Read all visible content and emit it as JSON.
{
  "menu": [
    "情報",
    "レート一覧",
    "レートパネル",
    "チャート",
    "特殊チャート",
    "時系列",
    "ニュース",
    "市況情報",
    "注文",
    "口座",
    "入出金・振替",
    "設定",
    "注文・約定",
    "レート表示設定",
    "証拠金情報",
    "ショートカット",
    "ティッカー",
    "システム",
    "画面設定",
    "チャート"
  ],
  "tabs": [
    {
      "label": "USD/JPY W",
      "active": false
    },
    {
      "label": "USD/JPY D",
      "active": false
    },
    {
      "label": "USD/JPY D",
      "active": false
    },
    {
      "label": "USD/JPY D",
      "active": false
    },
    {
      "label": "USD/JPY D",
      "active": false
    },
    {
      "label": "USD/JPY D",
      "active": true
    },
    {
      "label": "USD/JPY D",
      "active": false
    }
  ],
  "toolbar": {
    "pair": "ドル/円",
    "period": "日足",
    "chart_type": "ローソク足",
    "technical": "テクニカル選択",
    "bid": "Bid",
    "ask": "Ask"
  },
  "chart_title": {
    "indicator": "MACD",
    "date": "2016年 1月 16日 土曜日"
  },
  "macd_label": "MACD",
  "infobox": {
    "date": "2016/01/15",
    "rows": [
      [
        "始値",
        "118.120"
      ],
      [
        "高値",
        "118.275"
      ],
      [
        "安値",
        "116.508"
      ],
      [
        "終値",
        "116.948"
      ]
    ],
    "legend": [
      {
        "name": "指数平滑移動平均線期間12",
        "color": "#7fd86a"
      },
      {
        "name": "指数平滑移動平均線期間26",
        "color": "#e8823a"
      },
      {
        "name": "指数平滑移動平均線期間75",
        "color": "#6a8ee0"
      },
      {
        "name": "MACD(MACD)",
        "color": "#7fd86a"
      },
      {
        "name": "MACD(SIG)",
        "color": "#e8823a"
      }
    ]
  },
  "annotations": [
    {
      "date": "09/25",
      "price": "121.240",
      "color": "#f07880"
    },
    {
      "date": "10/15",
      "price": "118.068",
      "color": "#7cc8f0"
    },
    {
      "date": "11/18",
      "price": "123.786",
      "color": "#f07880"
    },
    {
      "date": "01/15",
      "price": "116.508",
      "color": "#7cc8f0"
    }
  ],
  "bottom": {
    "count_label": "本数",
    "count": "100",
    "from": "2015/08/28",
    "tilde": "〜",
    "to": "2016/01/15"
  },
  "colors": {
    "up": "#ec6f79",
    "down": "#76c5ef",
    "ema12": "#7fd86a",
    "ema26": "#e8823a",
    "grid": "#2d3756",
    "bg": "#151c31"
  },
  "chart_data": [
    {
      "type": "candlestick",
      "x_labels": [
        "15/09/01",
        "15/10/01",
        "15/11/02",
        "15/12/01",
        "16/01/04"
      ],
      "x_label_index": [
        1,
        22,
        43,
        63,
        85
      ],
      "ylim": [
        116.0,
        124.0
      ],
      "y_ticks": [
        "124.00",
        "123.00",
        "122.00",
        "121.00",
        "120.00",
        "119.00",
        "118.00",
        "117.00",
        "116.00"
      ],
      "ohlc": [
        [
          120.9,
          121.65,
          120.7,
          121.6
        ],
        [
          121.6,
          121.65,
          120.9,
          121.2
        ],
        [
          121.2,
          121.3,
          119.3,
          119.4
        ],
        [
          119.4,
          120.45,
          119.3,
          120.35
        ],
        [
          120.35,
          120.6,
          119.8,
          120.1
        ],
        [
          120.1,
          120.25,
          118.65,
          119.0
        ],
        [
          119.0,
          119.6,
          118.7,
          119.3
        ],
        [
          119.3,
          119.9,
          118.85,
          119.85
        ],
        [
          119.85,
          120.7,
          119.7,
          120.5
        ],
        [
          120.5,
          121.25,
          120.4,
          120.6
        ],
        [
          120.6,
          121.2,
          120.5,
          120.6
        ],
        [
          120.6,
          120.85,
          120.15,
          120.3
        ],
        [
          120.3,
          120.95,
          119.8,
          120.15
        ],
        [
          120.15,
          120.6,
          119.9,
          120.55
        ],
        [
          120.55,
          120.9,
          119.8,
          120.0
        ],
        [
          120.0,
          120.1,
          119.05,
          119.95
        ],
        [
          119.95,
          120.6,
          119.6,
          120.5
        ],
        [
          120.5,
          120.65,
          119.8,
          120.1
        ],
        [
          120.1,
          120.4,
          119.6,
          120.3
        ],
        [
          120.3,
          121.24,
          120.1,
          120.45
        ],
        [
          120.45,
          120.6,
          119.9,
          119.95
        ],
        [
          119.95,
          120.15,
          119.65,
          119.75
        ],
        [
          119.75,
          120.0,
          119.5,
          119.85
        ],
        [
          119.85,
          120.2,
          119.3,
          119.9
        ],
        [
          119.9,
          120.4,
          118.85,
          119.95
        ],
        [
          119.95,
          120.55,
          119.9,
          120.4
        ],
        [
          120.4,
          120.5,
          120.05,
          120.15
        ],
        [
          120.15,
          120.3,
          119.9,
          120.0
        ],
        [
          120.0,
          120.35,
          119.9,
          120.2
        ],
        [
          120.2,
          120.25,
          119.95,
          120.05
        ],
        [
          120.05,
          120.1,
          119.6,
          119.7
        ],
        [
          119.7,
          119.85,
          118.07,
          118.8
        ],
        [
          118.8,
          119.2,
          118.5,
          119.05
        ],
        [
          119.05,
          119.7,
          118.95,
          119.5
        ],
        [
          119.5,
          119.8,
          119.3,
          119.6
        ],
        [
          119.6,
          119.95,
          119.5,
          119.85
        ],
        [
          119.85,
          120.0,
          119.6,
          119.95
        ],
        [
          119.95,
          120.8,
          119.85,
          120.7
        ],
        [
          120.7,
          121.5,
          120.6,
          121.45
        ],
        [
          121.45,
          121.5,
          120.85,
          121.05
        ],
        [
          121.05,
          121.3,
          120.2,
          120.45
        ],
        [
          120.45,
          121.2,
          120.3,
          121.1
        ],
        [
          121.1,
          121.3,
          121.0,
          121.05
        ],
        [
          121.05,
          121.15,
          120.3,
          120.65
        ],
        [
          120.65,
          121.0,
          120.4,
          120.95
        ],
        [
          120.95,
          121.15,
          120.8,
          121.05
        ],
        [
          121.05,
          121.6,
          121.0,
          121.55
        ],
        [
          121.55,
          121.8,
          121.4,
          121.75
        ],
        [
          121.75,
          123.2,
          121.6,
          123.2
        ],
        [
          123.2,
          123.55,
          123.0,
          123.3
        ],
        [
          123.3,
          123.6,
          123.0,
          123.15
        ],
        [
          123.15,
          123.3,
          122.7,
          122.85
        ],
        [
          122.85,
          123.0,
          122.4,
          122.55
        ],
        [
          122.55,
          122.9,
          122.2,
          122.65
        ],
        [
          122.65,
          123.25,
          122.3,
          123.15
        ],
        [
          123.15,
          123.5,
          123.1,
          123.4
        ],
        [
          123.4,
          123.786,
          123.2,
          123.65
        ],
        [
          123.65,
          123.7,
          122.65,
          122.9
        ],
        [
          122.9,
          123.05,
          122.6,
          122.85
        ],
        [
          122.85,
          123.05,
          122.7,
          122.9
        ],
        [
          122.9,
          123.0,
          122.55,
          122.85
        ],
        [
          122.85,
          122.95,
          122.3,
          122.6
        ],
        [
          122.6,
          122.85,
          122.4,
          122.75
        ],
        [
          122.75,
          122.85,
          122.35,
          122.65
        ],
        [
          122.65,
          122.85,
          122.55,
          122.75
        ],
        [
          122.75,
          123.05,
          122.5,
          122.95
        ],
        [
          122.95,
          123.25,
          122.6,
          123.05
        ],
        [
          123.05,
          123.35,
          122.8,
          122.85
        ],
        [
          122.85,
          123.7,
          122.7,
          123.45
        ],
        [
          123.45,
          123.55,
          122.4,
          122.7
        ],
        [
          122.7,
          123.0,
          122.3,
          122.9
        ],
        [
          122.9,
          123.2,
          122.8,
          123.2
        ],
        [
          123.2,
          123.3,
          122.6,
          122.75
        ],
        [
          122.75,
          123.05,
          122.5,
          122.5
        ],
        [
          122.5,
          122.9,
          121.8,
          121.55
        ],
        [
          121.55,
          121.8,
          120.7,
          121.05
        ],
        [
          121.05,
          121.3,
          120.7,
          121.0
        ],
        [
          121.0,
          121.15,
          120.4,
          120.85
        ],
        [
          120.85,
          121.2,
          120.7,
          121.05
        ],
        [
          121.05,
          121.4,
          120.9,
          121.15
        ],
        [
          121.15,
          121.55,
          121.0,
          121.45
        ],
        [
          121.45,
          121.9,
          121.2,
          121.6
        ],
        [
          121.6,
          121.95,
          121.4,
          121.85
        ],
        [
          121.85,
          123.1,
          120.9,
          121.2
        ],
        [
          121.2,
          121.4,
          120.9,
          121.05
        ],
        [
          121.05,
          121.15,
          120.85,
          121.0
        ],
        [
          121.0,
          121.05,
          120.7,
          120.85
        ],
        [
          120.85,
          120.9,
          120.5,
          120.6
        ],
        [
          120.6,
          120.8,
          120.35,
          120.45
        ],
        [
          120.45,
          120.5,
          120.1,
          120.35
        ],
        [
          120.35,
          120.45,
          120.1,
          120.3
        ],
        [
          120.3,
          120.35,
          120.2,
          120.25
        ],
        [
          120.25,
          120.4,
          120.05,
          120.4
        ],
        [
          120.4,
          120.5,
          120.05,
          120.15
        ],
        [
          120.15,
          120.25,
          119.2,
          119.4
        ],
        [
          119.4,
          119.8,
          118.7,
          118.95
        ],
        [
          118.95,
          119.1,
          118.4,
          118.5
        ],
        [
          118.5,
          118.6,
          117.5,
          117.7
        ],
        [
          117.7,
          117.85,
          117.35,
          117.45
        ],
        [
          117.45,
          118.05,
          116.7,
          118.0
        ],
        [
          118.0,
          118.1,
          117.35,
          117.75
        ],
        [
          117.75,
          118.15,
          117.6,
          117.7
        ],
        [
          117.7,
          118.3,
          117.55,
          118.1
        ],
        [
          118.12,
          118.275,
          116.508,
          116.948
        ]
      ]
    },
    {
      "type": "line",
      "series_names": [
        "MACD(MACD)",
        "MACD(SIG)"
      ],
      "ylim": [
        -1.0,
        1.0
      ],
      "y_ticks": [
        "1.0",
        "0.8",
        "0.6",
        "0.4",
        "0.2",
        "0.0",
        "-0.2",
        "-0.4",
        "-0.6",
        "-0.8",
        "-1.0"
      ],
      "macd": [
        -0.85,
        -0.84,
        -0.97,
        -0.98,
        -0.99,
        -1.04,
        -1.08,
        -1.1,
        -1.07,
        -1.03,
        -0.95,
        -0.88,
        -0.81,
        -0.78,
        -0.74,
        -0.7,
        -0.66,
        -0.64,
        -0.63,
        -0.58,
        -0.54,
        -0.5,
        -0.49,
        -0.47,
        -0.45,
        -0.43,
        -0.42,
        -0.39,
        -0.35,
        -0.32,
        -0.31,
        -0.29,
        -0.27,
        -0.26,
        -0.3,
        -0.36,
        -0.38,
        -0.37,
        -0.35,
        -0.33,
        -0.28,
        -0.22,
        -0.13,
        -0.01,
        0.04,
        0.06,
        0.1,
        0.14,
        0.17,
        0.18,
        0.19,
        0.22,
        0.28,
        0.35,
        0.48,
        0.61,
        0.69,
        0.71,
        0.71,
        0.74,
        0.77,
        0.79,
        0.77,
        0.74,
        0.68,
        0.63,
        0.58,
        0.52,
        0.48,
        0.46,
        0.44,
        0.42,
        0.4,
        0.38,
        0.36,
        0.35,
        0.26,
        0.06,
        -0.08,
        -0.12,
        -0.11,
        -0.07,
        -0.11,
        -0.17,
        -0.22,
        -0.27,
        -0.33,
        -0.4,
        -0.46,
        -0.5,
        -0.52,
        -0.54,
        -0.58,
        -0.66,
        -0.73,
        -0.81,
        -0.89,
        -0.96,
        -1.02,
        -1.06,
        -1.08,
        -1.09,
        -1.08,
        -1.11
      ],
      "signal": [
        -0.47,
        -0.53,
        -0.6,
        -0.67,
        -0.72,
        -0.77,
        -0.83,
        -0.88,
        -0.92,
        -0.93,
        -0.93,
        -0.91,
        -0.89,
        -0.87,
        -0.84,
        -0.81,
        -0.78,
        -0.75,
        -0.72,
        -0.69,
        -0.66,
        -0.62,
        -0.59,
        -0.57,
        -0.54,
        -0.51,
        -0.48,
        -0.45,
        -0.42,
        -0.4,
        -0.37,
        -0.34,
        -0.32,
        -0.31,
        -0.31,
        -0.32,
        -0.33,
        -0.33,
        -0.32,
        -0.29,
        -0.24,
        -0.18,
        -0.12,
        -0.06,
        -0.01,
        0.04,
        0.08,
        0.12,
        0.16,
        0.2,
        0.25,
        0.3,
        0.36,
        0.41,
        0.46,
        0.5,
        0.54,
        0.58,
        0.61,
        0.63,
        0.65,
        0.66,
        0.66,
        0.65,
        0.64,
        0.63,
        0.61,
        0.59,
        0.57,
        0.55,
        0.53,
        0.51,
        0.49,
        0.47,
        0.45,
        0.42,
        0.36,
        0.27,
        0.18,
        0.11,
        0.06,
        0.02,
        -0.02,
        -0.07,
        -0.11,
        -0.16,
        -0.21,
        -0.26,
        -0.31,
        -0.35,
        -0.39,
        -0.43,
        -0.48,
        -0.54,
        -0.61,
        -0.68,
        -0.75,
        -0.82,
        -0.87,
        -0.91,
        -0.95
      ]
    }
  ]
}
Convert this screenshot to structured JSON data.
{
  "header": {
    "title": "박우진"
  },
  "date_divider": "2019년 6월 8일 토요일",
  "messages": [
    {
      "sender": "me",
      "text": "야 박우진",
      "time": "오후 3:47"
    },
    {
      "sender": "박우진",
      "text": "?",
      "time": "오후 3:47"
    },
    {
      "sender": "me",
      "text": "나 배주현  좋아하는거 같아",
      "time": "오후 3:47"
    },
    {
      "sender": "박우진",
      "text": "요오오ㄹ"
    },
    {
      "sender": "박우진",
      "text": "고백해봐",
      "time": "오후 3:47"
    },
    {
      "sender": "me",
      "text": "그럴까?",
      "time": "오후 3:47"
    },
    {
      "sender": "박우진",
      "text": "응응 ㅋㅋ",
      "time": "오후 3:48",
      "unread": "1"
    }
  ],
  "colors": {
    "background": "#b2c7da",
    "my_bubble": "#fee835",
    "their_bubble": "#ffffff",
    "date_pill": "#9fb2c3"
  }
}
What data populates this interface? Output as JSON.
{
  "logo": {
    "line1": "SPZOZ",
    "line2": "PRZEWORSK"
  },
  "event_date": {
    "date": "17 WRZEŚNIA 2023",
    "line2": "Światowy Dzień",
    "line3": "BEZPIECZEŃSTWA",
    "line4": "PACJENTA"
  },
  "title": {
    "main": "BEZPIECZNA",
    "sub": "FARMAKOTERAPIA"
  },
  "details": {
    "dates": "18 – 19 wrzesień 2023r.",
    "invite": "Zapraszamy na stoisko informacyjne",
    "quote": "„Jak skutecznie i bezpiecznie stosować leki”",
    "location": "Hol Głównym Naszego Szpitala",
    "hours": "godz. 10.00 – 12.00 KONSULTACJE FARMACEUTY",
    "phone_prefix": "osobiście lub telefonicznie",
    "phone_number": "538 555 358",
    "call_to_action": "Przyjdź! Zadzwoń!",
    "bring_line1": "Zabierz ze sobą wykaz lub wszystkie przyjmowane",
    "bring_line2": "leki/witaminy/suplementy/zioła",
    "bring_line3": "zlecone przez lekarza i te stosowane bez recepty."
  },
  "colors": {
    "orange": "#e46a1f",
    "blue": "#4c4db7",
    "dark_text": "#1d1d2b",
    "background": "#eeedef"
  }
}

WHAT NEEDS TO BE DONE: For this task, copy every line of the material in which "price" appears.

EXPECTED ANSWER:
      "price": "121.240",
      "price": "118.068",
      "price": "123.786",
      "price": "116.508",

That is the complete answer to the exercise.